> _WHAT YOU ARE ASKED TO DO_:
Repeat the records below verbatim, and do not copy their pictures.

Data excerpts:

■ ■ ■ ■ ■

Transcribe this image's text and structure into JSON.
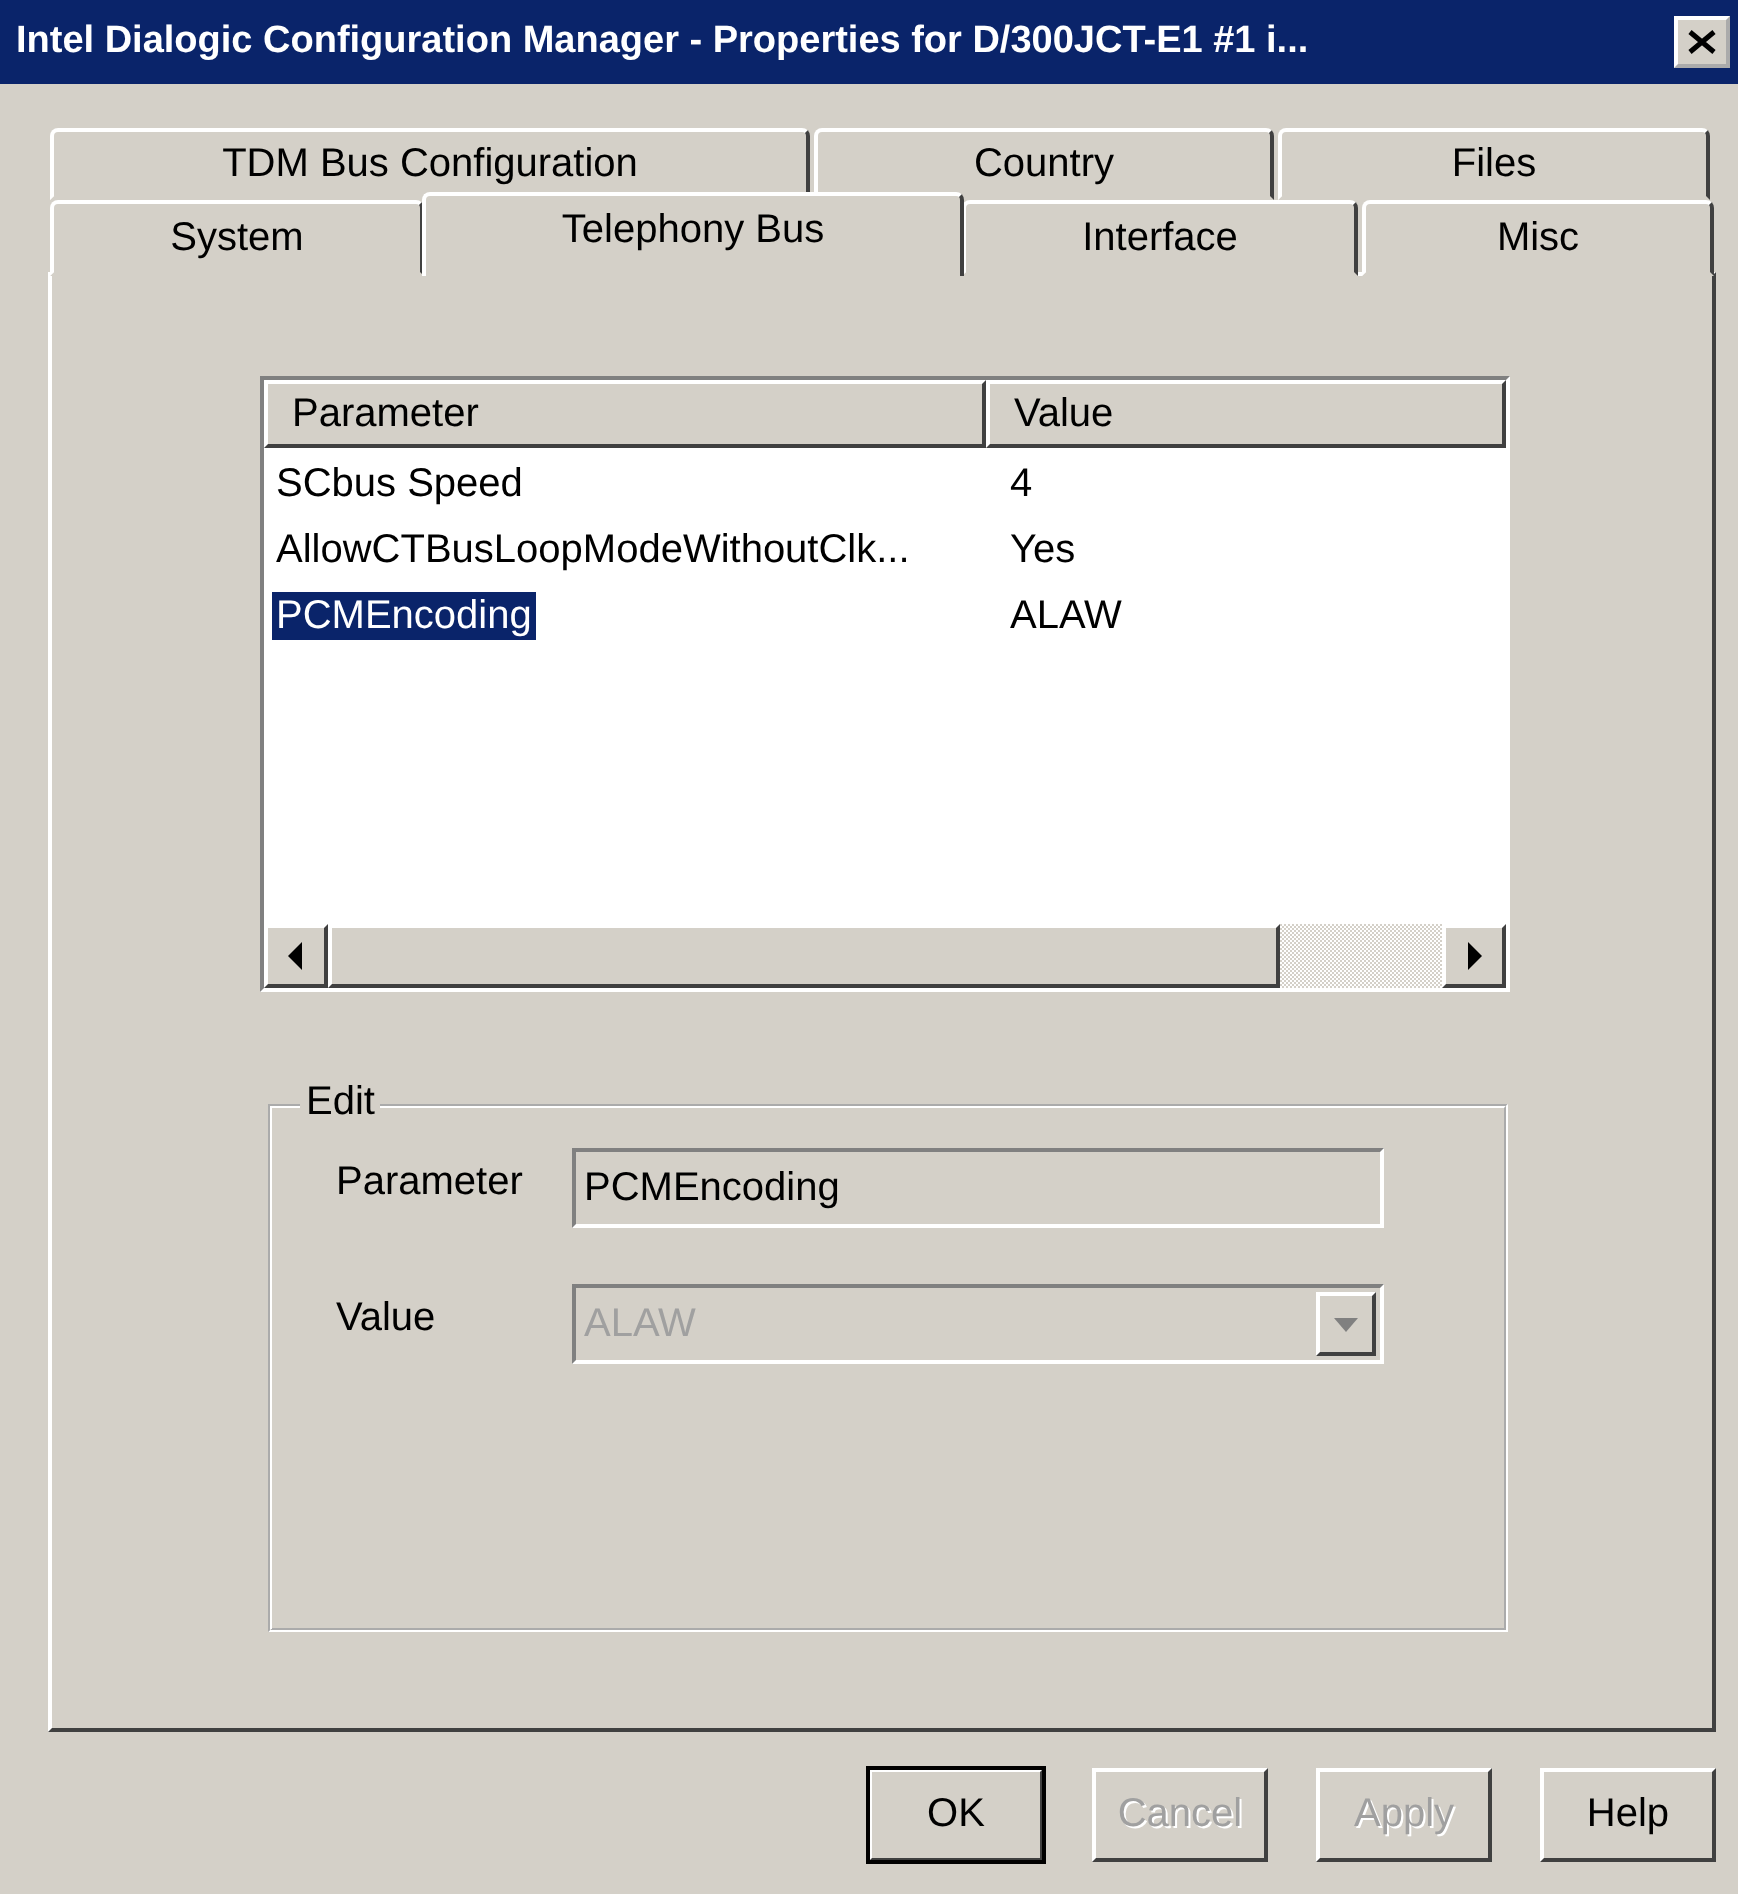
{
  "window": {
    "title": "Intel Dialogic Configuration Manager - Properties for D/300JCT-E1 #1 i..."
  },
  "tab_rows": [
    {
      "tabs": [
        {
          "label": "TDM Bus Configuration",
          "selected": false
        },
        {
          "label": "Country",
          "selected": false
        },
        {
          "label": "Files",
          "selected": false
        }
      ]
    },
    {
      "tabs": [
        {
          "label": "System",
          "selected": false
        },
        {
          "label": "Telephony Bus",
          "selected": true
        },
        {
          "label": "Interface",
          "selected": false
        },
        {
          "label": "Misc",
          "selected": false
        }
      ]
    }
  ],
  "table": {
    "columns": [
      "Parameter",
      "Value"
    ],
    "rows": [
      {
        "parameter": "SCbus Speed",
        "value": "4",
        "selected": false
      },
      {
        "parameter": "AllowCTBusLoopModeWithoutClk...",
        "value": "Yes",
        "selected": false
      },
      {
        "parameter": "PCMEncoding",
        "value": "ALAW",
        "selected": true
      }
    ]
  },
  "edit": {
    "title": "Edit",
    "parameter_label": "Parameter",
    "parameter_value": "PCMEncoding",
    "value_label": "Value",
    "value": "ALAW",
    "value_disabled": true
  },
  "buttons": [
    {
      "label": "OK",
      "default": true,
      "disabled": false
    },
    {
      "label": "Cancel",
      "default": false,
      "disabled": true
    },
    {
      "label": "Apply",
      "default": false,
      "disabled": true
    },
    {
      "label": "Help",
      "default": false,
      "disabled": false
    }
  ]
}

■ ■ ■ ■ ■

> _ANSWER SECTION_:
Transcribe this image's text and structure into JSON.
{
  "window": {
    "title": "Intel Dialogic Configuration Manager - Properties for D/300JCT-E1 #1 i..."
  },
  "tab_rows": [
    {
      "tabs": [
        {
          "label": "TDM Bus Configuration",
          "selected": false
        },
        {
          "label": "Country",
          "selected": false
        },
        {
          "label": "Files",
          "selected": false
        }
      ]
    },
    {
      "tabs": [
        {
          "label": "System",
          "selected": false
        },
        {
          "label": "Telephony Bus",
          "selected": true
        },
        {
          "label": "Interface",
          "selected": false
        },
        {
          "label": "Misc",
          "selected": false
        }
      ]
    }
  ],
  "table": {
    "columns": [
      "Parameter",
      "Value"
    ],
    "rows": [
      {
        "parameter": "SCbus Speed",
        "value": "4",
        "selected": false
      },
      {
        "parameter": "AllowCTBusLoopModeWithoutClk...",
        "value": "Yes",
        "selected": false
      },
      {
        "parameter": "PCMEncoding",
        "value": "ALAW",
        "selected": true
      }
    ]
  },
  "edit": {
    "title": "Edit",
    "parameter_label": "Parameter",
    "parameter_value": "PCMEncoding",
    "value_label": "Value",
    "value": "ALAW",
    "value_disabled": true
  },
  "buttons": [
    {
      "label": "OK",
      "default": true,
      "disabled": false
    },
    {
      "label": "Cancel",
      "default": false,
      "disabled": true
    },
    {
      "label": "Apply",
      "default": false,
      "disabled": true
    },
    {
      "label": "Help",
      "default": false,
      "disabled": false
    }
  ]
}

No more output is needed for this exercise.